:: DATASET RECORDS ::

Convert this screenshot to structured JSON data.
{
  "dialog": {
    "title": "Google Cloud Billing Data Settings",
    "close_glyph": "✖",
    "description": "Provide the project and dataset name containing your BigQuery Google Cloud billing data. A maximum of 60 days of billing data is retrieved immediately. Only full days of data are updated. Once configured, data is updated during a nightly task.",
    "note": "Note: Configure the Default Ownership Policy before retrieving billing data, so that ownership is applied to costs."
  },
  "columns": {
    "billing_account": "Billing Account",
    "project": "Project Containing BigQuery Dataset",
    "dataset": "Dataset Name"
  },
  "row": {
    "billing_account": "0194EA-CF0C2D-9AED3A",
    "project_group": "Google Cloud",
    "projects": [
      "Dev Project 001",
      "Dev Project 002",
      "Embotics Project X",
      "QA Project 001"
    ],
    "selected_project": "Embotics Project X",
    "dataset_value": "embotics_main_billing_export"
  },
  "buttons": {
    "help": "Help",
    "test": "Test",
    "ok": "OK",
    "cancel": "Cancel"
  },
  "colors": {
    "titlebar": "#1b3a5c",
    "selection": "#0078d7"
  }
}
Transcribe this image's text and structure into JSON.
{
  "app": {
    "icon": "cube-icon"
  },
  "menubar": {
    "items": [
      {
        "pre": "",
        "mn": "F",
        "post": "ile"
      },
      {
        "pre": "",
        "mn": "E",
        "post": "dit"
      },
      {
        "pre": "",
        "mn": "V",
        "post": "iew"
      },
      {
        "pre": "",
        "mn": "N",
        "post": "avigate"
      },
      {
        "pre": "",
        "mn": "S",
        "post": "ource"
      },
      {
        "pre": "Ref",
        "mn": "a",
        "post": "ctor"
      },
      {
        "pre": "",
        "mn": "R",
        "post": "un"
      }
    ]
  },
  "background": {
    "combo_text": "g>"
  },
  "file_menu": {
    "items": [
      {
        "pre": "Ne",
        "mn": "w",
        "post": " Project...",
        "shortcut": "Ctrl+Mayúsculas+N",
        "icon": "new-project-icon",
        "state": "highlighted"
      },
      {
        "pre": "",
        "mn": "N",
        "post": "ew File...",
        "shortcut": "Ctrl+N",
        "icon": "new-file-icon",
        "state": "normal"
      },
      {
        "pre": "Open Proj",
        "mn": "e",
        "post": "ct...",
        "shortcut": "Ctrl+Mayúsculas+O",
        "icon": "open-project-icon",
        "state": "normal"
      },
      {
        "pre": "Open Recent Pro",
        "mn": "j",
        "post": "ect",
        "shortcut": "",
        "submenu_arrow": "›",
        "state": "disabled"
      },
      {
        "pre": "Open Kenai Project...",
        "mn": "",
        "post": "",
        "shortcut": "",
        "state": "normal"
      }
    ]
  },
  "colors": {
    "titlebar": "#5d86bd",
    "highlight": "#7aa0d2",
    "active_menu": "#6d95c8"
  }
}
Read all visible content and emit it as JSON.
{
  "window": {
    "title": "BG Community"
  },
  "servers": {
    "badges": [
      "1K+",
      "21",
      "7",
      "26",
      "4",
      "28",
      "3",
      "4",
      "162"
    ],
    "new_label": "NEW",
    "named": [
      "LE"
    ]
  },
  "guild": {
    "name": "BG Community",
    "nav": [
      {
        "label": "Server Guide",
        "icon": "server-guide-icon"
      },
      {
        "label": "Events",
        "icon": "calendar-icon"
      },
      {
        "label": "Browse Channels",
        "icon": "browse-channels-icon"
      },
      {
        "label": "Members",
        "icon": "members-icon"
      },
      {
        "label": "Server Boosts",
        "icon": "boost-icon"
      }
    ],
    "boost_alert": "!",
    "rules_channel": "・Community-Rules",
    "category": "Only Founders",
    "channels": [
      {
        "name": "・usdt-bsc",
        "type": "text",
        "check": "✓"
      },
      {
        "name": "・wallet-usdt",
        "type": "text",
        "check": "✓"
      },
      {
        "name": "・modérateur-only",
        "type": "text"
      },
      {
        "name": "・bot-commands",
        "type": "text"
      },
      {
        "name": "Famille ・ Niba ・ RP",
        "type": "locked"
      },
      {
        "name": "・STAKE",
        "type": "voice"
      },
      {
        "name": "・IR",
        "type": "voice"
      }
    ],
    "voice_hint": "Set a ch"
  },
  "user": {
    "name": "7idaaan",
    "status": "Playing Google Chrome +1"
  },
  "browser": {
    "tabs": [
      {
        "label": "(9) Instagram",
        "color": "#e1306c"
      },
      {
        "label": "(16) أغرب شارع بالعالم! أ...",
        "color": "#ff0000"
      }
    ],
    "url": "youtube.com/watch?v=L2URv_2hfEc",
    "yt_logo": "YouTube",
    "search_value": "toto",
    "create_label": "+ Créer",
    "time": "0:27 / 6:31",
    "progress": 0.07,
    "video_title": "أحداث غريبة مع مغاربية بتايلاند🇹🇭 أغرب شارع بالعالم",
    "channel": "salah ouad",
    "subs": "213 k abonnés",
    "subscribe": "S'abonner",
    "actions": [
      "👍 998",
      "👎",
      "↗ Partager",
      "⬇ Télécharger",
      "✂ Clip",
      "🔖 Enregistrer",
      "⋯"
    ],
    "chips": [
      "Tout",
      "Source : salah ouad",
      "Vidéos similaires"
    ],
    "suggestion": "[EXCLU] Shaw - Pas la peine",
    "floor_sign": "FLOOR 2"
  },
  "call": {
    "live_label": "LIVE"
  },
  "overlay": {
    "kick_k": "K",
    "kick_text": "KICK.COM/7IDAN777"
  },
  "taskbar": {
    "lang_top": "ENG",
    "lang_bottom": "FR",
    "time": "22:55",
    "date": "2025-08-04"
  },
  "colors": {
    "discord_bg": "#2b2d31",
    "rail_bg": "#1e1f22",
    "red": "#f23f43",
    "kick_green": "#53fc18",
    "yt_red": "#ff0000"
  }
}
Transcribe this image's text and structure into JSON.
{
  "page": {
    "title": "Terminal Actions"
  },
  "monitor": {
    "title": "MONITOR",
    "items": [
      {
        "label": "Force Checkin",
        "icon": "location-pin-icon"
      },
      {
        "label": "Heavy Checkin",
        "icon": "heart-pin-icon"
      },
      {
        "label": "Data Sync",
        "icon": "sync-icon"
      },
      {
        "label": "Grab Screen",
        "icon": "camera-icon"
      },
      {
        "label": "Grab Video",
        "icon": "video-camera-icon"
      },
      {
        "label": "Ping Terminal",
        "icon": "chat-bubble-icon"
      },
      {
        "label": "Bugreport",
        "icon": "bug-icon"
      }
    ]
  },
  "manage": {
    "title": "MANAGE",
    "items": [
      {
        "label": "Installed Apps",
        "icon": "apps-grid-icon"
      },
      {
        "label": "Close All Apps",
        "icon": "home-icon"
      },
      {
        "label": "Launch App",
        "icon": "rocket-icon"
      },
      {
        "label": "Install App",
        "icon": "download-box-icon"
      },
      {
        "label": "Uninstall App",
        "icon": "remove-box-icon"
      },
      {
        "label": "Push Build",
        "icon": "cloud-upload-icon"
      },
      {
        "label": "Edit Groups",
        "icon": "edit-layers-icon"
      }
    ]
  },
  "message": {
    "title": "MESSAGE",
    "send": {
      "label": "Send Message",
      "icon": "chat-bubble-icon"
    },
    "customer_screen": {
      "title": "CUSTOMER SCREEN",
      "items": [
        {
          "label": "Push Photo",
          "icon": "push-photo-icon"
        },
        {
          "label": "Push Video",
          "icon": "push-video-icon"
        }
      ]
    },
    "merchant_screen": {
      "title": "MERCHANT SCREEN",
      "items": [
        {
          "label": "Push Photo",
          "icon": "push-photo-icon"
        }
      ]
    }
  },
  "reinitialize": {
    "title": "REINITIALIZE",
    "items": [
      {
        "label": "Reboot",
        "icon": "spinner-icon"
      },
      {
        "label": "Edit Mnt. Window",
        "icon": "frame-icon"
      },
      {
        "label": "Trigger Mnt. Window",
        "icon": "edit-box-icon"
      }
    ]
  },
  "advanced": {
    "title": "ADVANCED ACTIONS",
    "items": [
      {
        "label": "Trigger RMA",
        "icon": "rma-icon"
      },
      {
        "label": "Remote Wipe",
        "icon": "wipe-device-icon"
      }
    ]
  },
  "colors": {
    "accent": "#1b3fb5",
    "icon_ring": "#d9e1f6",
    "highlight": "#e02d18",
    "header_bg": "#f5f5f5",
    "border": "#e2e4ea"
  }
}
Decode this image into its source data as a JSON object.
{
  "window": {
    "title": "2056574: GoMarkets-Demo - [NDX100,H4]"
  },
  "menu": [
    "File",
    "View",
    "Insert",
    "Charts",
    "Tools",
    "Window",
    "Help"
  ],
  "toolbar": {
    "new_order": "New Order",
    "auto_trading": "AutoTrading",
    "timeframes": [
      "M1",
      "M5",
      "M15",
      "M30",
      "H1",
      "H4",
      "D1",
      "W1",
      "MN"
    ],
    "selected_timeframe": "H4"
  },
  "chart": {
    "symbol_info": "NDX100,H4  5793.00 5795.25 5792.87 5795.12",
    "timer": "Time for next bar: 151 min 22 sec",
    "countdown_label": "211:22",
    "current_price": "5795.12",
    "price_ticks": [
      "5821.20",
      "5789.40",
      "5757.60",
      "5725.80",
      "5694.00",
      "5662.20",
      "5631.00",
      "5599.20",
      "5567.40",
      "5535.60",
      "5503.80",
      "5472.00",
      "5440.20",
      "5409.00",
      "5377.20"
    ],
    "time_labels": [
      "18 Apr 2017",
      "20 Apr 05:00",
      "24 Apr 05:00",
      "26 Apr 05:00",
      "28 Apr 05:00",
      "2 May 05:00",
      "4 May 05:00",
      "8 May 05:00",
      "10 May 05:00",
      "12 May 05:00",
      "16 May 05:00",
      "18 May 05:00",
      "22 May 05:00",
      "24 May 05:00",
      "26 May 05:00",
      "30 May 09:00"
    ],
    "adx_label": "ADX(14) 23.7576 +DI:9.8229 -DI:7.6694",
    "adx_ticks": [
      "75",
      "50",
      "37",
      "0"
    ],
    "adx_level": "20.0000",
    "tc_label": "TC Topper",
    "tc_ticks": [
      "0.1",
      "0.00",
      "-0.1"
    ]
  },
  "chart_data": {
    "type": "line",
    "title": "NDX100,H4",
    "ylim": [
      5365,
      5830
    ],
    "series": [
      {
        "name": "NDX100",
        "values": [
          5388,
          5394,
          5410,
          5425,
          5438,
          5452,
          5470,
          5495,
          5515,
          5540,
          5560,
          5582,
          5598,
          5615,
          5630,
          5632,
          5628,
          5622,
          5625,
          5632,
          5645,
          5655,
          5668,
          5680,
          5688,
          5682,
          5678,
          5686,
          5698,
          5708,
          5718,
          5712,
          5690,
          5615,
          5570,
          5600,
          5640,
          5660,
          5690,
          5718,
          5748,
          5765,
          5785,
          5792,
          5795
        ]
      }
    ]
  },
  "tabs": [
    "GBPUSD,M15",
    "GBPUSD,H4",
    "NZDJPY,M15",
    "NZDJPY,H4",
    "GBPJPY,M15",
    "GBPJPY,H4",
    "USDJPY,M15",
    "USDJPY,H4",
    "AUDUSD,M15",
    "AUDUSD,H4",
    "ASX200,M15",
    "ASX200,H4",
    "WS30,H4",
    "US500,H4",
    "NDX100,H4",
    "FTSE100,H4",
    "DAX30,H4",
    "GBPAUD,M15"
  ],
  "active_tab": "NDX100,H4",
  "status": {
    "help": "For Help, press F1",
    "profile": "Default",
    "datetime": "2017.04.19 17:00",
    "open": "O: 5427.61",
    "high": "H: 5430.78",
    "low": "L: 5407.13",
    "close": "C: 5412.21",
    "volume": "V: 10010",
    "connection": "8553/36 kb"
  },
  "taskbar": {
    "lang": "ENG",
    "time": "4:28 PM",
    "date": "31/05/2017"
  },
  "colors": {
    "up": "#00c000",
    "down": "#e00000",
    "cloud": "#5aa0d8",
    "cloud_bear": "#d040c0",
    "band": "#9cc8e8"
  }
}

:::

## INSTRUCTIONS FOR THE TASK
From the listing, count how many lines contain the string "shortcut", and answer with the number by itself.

## EXERCISE ANSWER
5